Every line with "post" in it must be copied from the data.

---- SOURCE MATERIAL

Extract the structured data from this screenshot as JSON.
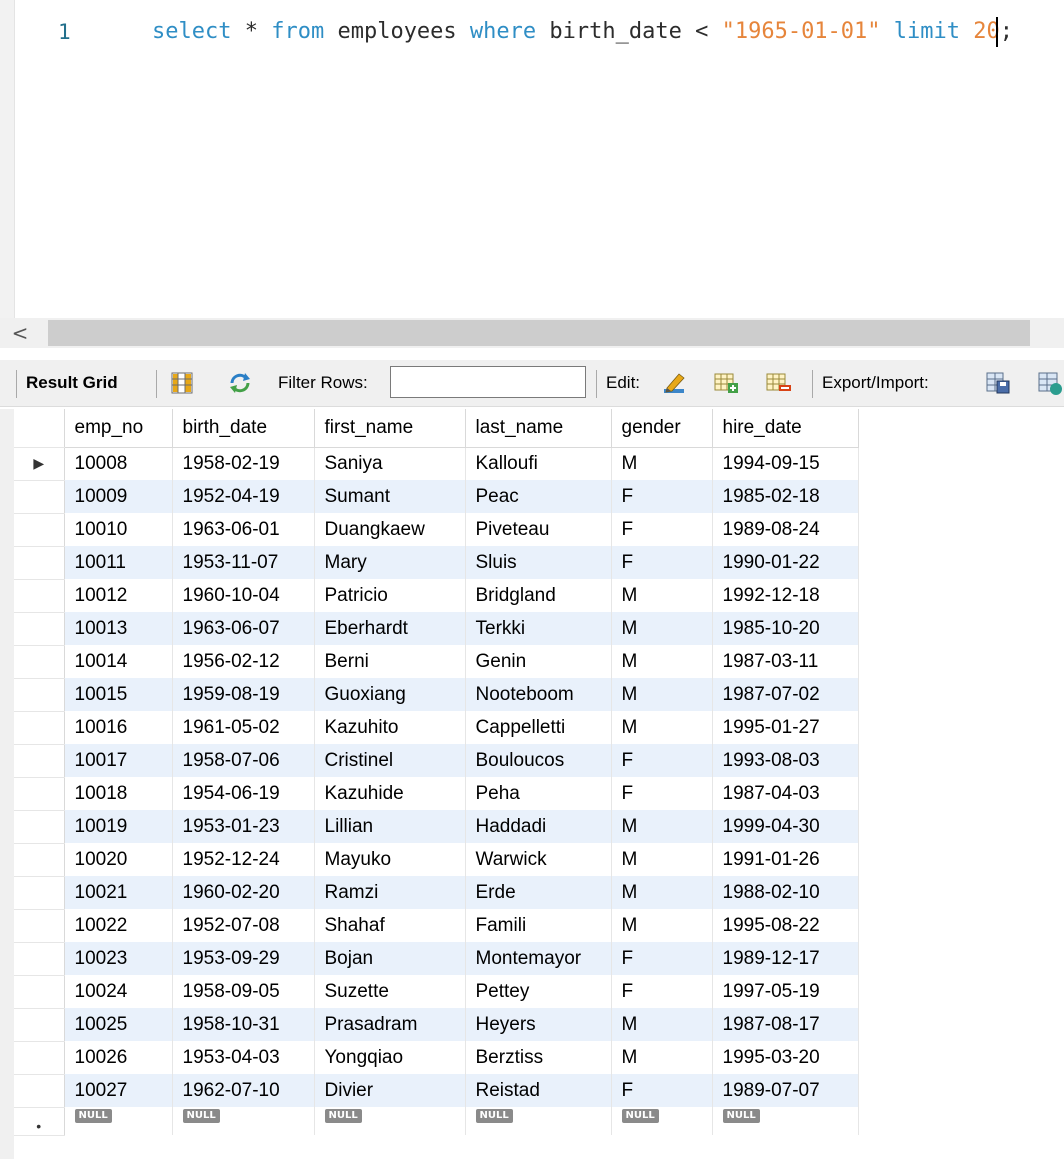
{
  "editor": {
    "line_number": "1",
    "tokens": {
      "select": "select",
      "star": " * ",
      "from": "from",
      "table": " employees ",
      "where": "where",
      "cond": " birth_date < ",
      "date": "\"1965-01-01\"",
      "limit": " limit ",
      "limit_a": "2",
      "limit_b": "0",
      "semicolon": ";"
    }
  },
  "scrollbar": {
    "left_arrow": "<"
  },
  "toolbar": {
    "result_grid": "Result Grid",
    "filter_rows": "Filter Rows:",
    "filter_value": "",
    "edit": "Edit:",
    "export_import": "Export/Import:"
  },
  "grid": {
    "columns": [
      "emp_no",
      "birth_date",
      "first_name",
      "last_name",
      "gender",
      "hire_date"
    ],
    "rows": [
      [
        "10008",
        "1958-02-19",
        "Saniya",
        "Kalloufi",
        "M",
        "1994-09-15"
      ],
      [
        "10009",
        "1952-04-19",
        "Sumant",
        "Peac",
        "F",
        "1985-02-18"
      ],
      [
        "10010",
        "1963-06-01",
        "Duangkaew",
        "Piveteau",
        "F",
        "1989-08-24"
      ],
      [
        "10011",
        "1953-11-07",
        "Mary",
        "Sluis",
        "F",
        "1990-01-22"
      ],
      [
        "10012",
        "1960-10-04",
        "Patricio",
        "Bridgland",
        "M",
        "1992-12-18"
      ],
      [
        "10013",
        "1963-06-07",
        "Eberhardt",
        "Terkki",
        "M",
        "1985-10-20"
      ],
      [
        "10014",
        "1956-02-12",
        "Berni",
        "Genin",
        "M",
        "1987-03-11"
      ],
      [
        "10015",
        "1959-08-19",
        "Guoxiang",
        "Nooteboom",
        "M",
        "1987-07-02"
      ],
      [
        "10016",
        "1961-05-02",
        "Kazuhito",
        "Cappelletti",
        "M",
        "1995-01-27"
      ],
      [
        "10017",
        "1958-07-06",
        "Cristinel",
        "Bouloucos",
        "F",
        "1993-08-03"
      ],
      [
        "10018",
        "1954-06-19",
        "Kazuhide",
        "Peha",
        "F",
        "1987-04-03"
      ],
      [
        "10019",
        "1953-01-23",
        "Lillian",
        "Haddadi",
        "M",
        "1999-04-30"
      ],
      [
        "10020",
        "1952-12-24",
        "Mayuko",
        "Warwick",
        "M",
        "1991-01-26"
      ],
      [
        "10021",
        "1960-02-20",
        "Ramzi",
        "Erde",
        "M",
        "1988-02-10"
      ],
      [
        "10022",
        "1952-07-08",
        "Shahaf",
        "Famili",
        "M",
        "1995-08-22"
      ],
      [
        "10023",
        "1953-09-29",
        "Bojan",
        "Montemayor",
        "F",
        "1989-12-17"
      ],
      [
        "10024",
        "1958-09-05",
        "Suzette",
        "Pettey",
        "F",
        "1997-05-19"
      ],
      [
        "10025",
        "1958-10-31",
        "Prasadram",
        "Heyers",
        "M",
        "1987-08-17"
      ],
      [
        "10026",
        "1953-04-03",
        "Yongqiao",
        "Berztiss",
        "M",
        "1995-03-20"
      ],
      [
        "10027",
        "1962-07-10",
        "Divier",
        "Reistad",
        "F",
        "1989-07-07"
      ]
    ],
    "null_label": "NULL",
    "current_row_marker": "▶",
    "new_row_marker": "•"
  }
}
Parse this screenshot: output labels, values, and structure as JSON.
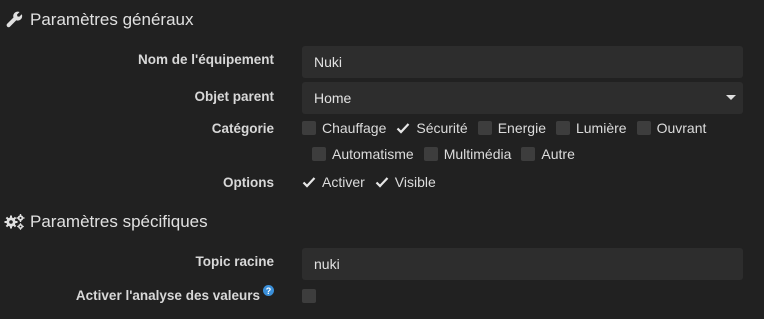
{
  "general": {
    "title": "Paramètres généraux",
    "icon": "wrench-icon",
    "name_label": "Nom de l'équipement",
    "name_value": "Nuki",
    "parent_label": "Objet parent",
    "parent_value": "Home",
    "category_label": "Catégorie",
    "categories": [
      {
        "label": "Chauffage",
        "checked": false
      },
      {
        "label": "Sécurité",
        "checked": true
      },
      {
        "label": "Energie",
        "checked": false
      },
      {
        "label": "Lumière",
        "checked": false
      },
      {
        "label": "Ouvrant",
        "checked": false
      },
      {
        "label": "Automatisme",
        "checked": false
      },
      {
        "label": "Multimédia",
        "checked": false
      },
      {
        "label": "Autre",
        "checked": false
      }
    ],
    "options_label": "Options",
    "options": [
      {
        "label": "Activer",
        "checked": true
      },
      {
        "label": "Visible",
        "checked": true
      }
    ]
  },
  "specific": {
    "title": "Paramètres spécifiques",
    "icon": "gears-icon",
    "topic_label": "Topic racine",
    "topic_value": "nuki",
    "analysis_label": "Activer l'analyse des valeurs",
    "analysis_checked": false
  },
  "colors": {
    "background": "#212121",
    "input_bg": "#2d2d2d",
    "help_icon": "#3a8fd9"
  }
}
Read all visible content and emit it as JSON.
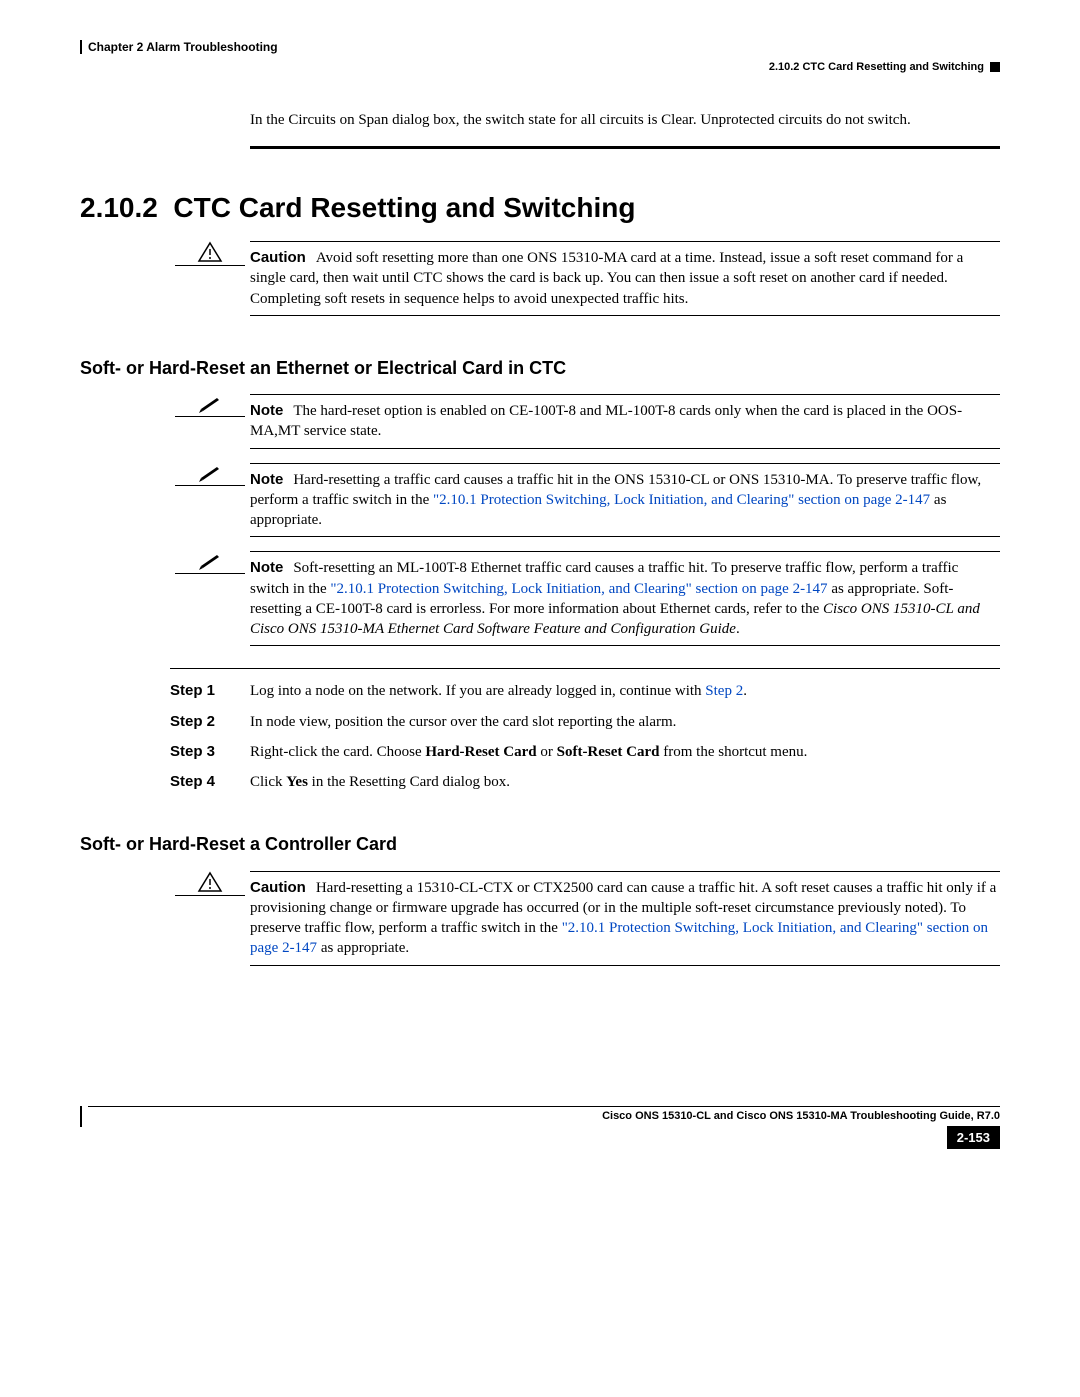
{
  "header": {
    "chapter": "Chapter 2    Alarm Troubleshooting",
    "section_short": "2.10.2   CTC Card Resetting and Switching"
  },
  "intro_text": "In the Circuits on Span dialog box, the switch state for all circuits is Clear. Unprotected circuits do not switch.",
  "section": {
    "number": "2.10.2",
    "title": "CTC Card Resetting and Switching"
  },
  "caution1": {
    "label": "Caution",
    "text": "Avoid soft resetting more than one ONS 15310-MA card at a time. Instead, issue a soft reset command for a single card, then wait until CTC shows the card is back up. You can then issue a soft reset on another card if needed. Completing soft resets in sequence helps to avoid unexpected traffic hits."
  },
  "sub1_title": "Soft- or Hard-Reset an Ethernet or Electrical Card in CTC",
  "note1": {
    "label": "Note",
    "text": "The hard-reset option is enabled on CE-100T-8 and ML-100T-8 cards only when the card is placed in the OOS-MA,MT service state."
  },
  "note2": {
    "label": "Note",
    "pre": "Hard-resetting a traffic card causes a traffic hit in the ONS 15310-CL or ONS 15310-MA. To preserve traffic flow, perform a traffic switch in the ",
    "link": "\"2.10.1  Protection Switching, Lock Initiation, and Clearing\" section on page 2-147",
    "post": " as appropriate."
  },
  "note3": {
    "label": "Note",
    "pre": "Soft-resetting an ML-100T-8 Ethernet traffic card causes a traffic hit. To preserve traffic flow, perform a traffic switch in the ",
    "link": "\"2.10.1  Protection Switching, Lock Initiation, and Clearing\" section on page 2-147",
    "mid": " as appropriate. Soft-resetting a CE-100T-8 card is errorless. For more information about Ethernet cards, refer to the ",
    "italic": "Cisco ONS 15310-CL and Cisco ONS 15310-MA Ethernet Card Software Feature and Configuration Guide",
    "post": "."
  },
  "steps": [
    {
      "label": "Step 1",
      "pre": "Log into a node on the network. If you are already logged in, continue with ",
      "link": "Step 2",
      "post": "."
    },
    {
      "label": "Step 2",
      "text": "In node view, position the cursor over the card slot reporting the alarm."
    },
    {
      "label": "Step 3",
      "pre": "Right-click the card. Choose ",
      "b1": "Hard-Reset Card",
      "mid": " or ",
      "b2": "Soft-Reset Card",
      "post": " from the shortcut menu."
    },
    {
      "label": "Step 4",
      "pre": "Click ",
      "b1": "Yes",
      "post": " in the Resetting Card dialog box."
    }
  ],
  "sub2_title": "Soft- or Hard-Reset a Controller Card",
  "caution2": {
    "label": "Caution",
    "pre": "Hard-resetting a 15310-CL-CTX or CTX2500 card can cause a traffic hit. A soft reset causes a traffic hit only if a provisioning change or firmware upgrade has occurred (or in the multiple soft-reset circumstance previously noted). To preserve traffic flow, perform a traffic switch in the ",
    "link": "\"2.10.1  Protection Switching, Lock Initiation, and Clearing\" section on page 2-147",
    "post": " as appropriate."
  },
  "footer": {
    "book": "Cisco ONS 15310-CL and Cisco ONS 15310-MA Troubleshooting Guide, R7.0",
    "page": "2-153"
  }
}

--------

• _EXERCISE ANSWER_
    "post": " as appropriate."
    "post": "."
      "post": "."
      "post": " from the shortcut menu."
      "post": " in the Resetting Card dialog box."
    "post": " as appropriate."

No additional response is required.